• _PROBLEM_
The lines to find are those in the entries that hold the word "this"; copy every one of them.

[Items from a data source]
↓↓↓

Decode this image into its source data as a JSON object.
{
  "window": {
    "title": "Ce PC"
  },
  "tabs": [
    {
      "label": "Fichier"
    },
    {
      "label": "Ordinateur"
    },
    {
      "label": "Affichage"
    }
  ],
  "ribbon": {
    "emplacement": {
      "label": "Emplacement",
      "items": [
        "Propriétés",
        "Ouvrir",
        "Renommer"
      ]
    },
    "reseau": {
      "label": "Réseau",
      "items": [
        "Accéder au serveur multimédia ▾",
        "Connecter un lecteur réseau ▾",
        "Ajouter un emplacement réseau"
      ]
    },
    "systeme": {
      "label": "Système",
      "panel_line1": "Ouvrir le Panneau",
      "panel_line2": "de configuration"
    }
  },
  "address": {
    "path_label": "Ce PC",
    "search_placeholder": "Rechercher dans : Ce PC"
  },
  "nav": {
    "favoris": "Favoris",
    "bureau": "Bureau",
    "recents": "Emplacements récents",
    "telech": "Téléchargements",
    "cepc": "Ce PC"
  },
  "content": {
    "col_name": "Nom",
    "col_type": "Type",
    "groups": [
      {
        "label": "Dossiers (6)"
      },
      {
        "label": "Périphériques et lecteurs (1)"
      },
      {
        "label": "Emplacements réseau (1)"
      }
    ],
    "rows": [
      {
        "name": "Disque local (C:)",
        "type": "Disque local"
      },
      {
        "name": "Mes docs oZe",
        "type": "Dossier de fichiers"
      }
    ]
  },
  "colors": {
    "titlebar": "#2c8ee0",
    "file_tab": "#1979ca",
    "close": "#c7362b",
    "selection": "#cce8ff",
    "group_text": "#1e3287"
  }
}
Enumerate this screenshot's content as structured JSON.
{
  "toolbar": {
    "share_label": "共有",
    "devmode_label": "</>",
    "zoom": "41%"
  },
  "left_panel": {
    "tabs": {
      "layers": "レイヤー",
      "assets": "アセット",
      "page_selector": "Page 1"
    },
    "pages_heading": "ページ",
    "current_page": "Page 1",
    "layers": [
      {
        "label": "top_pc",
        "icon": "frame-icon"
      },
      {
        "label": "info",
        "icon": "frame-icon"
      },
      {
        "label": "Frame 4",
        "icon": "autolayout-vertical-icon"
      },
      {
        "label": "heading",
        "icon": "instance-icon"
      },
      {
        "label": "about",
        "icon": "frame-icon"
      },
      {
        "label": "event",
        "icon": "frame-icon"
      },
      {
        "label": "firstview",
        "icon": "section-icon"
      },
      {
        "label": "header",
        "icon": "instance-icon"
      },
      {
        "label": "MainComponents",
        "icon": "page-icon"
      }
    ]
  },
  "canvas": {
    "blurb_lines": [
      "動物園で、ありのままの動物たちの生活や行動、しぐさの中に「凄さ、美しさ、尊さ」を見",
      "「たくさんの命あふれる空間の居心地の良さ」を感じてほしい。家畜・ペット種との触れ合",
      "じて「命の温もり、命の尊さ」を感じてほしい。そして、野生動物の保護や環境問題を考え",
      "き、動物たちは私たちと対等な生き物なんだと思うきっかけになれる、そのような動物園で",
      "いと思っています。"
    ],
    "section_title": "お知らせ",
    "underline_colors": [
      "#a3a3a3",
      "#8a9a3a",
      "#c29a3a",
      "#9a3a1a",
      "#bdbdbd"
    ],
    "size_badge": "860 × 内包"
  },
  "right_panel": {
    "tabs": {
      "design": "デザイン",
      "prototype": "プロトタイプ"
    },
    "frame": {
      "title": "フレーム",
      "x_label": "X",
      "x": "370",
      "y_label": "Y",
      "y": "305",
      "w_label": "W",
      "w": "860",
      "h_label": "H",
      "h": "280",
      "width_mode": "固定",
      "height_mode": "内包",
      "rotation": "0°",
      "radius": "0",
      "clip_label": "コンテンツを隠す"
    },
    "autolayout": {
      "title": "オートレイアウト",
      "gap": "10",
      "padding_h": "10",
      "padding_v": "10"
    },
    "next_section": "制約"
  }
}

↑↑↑

• _EXERCISE ANSWER_
Decode this image into its source data as a JSON object.
Enumerate this screenshot's content as structured JSON.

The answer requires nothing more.